Alongside his mission to bring the Winter Olympic and Paralympics to Sweden for the first time, Brisius is also President of The Ocean Race – the world’s leading round-the-world sailing race – and has managed several teams as well as competed in the event over the past 30 years.
The Ocean Race, which since 1973 has seen the world’s best sailors compete for sailing’s ultimate prize, saw off tough competition to scoop a pair of prizes – the sustainability and social development award and the cutting edge sport award – at a star-studded BT Sport Industry Awards ceremony in London.
Brisius has previously outlined his ambition to make Stockholm Åre 2026 the most sustainable Winter Olympics and Paralympics in history.
If awarded the Games, action will be taking place across four venues – Stockholm, Åre, Falun and Sigulda in Latvia – in order to align with the International Olympic Committee’s (IOC) Agenda 2020 initiative, which promotes a "use what you have, where you have it" approach.
Brisius concluded that the success of The Ocean Race could act as a blueprint for how a sporting event can drive change on a global scale.
"Inspired by the direction set by the IOC members, the Stockholm Åre 2026 bid is built with sustainability in full focus," he said.
"We believe Sweden can set a new standard, not just for the nation, but for the Olympic Movement as a whole.
"We want to deliver Olympic and Paralympic Winter Games in a truly sustainable way.
"We’re committed to working closely with the International Olympic Committee and in line with their Agenda 2020 initiative to deliver the most sustainable Olympic and Paralympic Games in history."
The sustainability and social development award was presented by former British Prime Minister Tony Blair and BT Sport Industry Awards judges agreed The Ocean Race was a shining example of best in class work.
They said The Ocean Race had used its scale, partnership family and data collection to drive the public affairs agenda, leaving a demonstrable and compelling legacy.
In the 2017-2018 edition, The Ocean Race sparked a global movement against plastic pollution to restore ocean health with a wide-reaching sustainability programme in partnership with the United Nations Environment’s Clean Seas campaign.
A boat, named "Turn the Tide on Plastic", raced around the world as part of the event, promoting plastic awareness and sustainable solutions to ocean pollution.
Meanwhile, a groundbreaking initiative saw professional sailors turn scientists by collecting never-before-seen microplastic samples from the most remote spots on the planet, including Point Nemo – a place where The Ocean Race sailors are closer to the astronauts in the International Space Station than any other human on land.

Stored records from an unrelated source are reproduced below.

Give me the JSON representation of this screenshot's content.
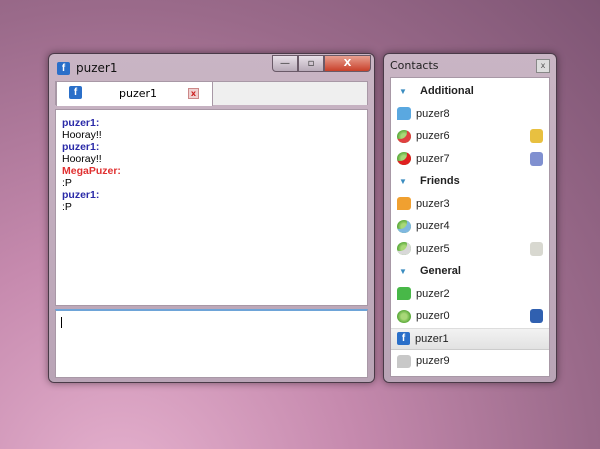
{
  "chat_window": {
    "title": "puzer1",
    "controls": {
      "minimize": "—",
      "maximize": "▫",
      "close": "X"
    },
    "tab": {
      "label": "puzer1",
      "close": "x"
    },
    "messages": [
      {
        "nick": "puzer1:",
        "text": "Hooray!!",
        "color": "#2a2aa8"
      },
      {
        "nick": "puzer1:",
        "text": "Hooray!!",
        "color": "#2a2aa8"
      },
      {
        "nick": "MegaPuzer:",
        "text": ":P",
        "color": "#e03030"
      },
      {
        "nick": "puzer1:",
        "text": ":P",
        "color": "#2a2aa8"
      }
    ],
    "input_value": ""
  },
  "contacts_window": {
    "title": "Contacts",
    "close": "x",
    "groups": [
      {
        "name": "Additional",
        "contacts": [
          {
            "name": "puzer8",
            "icon": "chat-bubble-blue-icon",
            "badge": null
          },
          {
            "name": "puzer6",
            "icon": "icq-flower-red-icon",
            "badge": "beer-mug-icon"
          },
          {
            "name": "puzer7",
            "icon": "icq-flower-angry-icon",
            "badge": "syringe-icon"
          }
        ]
      },
      {
        "name": "Friends",
        "contacts": [
          {
            "name": "puzer3",
            "icon": "chat-bubble-orange-icon",
            "badge": null
          },
          {
            "name": "puzer4",
            "icon": "icq-flower-away-icon",
            "badge": null
          },
          {
            "name": "puzer5",
            "icon": "icq-flower-na-icon",
            "badge": "toilet-paper-icon"
          }
        ]
      },
      {
        "name": "General",
        "contacts": [
          {
            "name": "puzer2",
            "icon": "chat-bubble-green-icon",
            "badge": null
          },
          {
            "name": "puzer0",
            "icon": "icq-flower-online-icon",
            "badge": "joystick-icon"
          },
          {
            "name": "puzer1",
            "icon": "facebook-icon",
            "badge": null,
            "selected": true
          },
          {
            "name": "puzer9",
            "icon": "chat-bubble-offline-icon",
            "badge": null
          }
        ]
      }
    ]
  }
}
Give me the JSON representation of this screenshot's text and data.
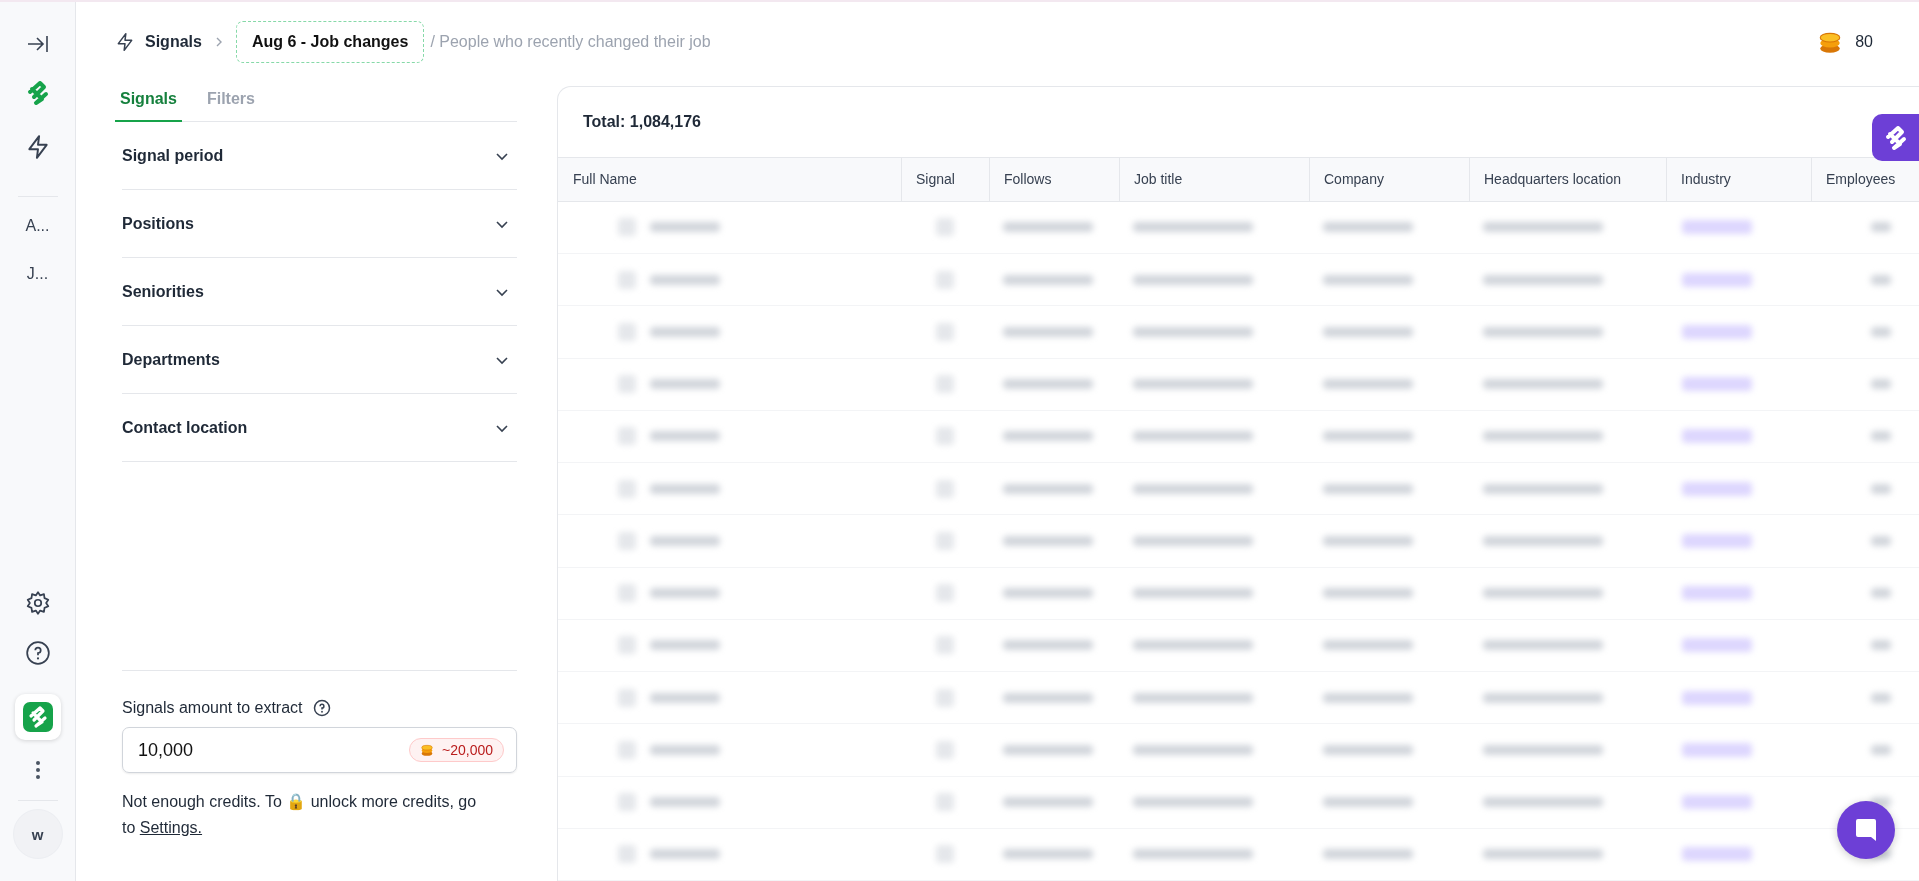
{
  "sidebar": {
    "items": [
      {
        "label": "A..."
      },
      {
        "label": "J..."
      }
    ],
    "avatar": "w"
  },
  "breadcrumb": {
    "root": "Signals",
    "current": "Aug 6 - Job changes",
    "description": "/ People who recently changed their job"
  },
  "credits": "80",
  "tabs": [
    {
      "label": "Signals",
      "selected": true
    },
    {
      "label": "Filters",
      "selected": false
    }
  ],
  "filters": [
    {
      "label": "Signal period",
      "expanded": false
    },
    {
      "label": "Positions",
      "expanded": false
    },
    {
      "label": "Seniorities",
      "expanded": false
    },
    {
      "label": "Departments",
      "expanded": false
    },
    {
      "label": "Contact location",
      "expanded": false
    }
  ],
  "amount": {
    "label": "Signals amount to extract",
    "value": "10,000",
    "cost": "~20,000"
  },
  "notice": {
    "text": "Not enough credits. To 🔒 unlock more credits, go to",
    "link": "Settings."
  },
  "table": {
    "total": "Total: 1,084,176",
    "columns": [
      "Full Name",
      "Signal",
      "Follows",
      "Job title",
      "Company",
      "Headquarters location",
      "Industry",
      "Employees"
    ],
    "rows": [
      {
        "blurred": true
      },
      {
        "blurred": true
      },
      {
        "blurred": true
      },
      {
        "blurred": true
      },
      {
        "blurred": true
      },
      {
        "blurred": true
      },
      {
        "blurred": true
      },
      {
        "blurred": true
      },
      {
        "blurred": true
      },
      {
        "blurred": true
      },
      {
        "blurred": true
      },
      {
        "blurred": true
      },
      {
        "blurred": true
      }
    ]
  }
}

Additionally, The Ocean Race delivered a state-of-the-art race village experience spanning digital and physical elements, a global education programme for children and teachers and organised a series of ocean summits on five continents connecting key influencers in business, sport, government and science.
"The Ocean Race has been a passion of mine since I competed in the 1989-1990 edition and it’s an honour to be leading this event where we are putting sustainability at the heart of the Race’s future," Brisius said.
"In 2017-2018, we used our influence to inspire millions of people and we are honoured to have been recognised for the impact of this groundbreaking campaign.
"By engaging politicians and business leaders to implement change to policies and practices to address the ocean plastic crisis, we sought clear long-term commitment for cleaner, healthier seas and are proud to have left such a lasting legacy.
"In partnerships with organisations such as UN Environment and 11th Hour Racing, we have brought global attention to the issue of ocean health and taken concrete steps to help 'Turn the Tide on Plastic'.
"Like the Stockholm Åre 2026 bid, sustainability is integrated within the DNA of The Ocean Race and we have pledged to use the momentum we have built as a catalyst to continue our mission to restore ocean health."
The IOC will make a final decision on which candidate city will be awarded the 2026 Winter Olympics and Paralympics on June 24, 2019 at its Session in Lausanne.
An Italian bid from Milan and Cortina d'Ampezzo is also in the running.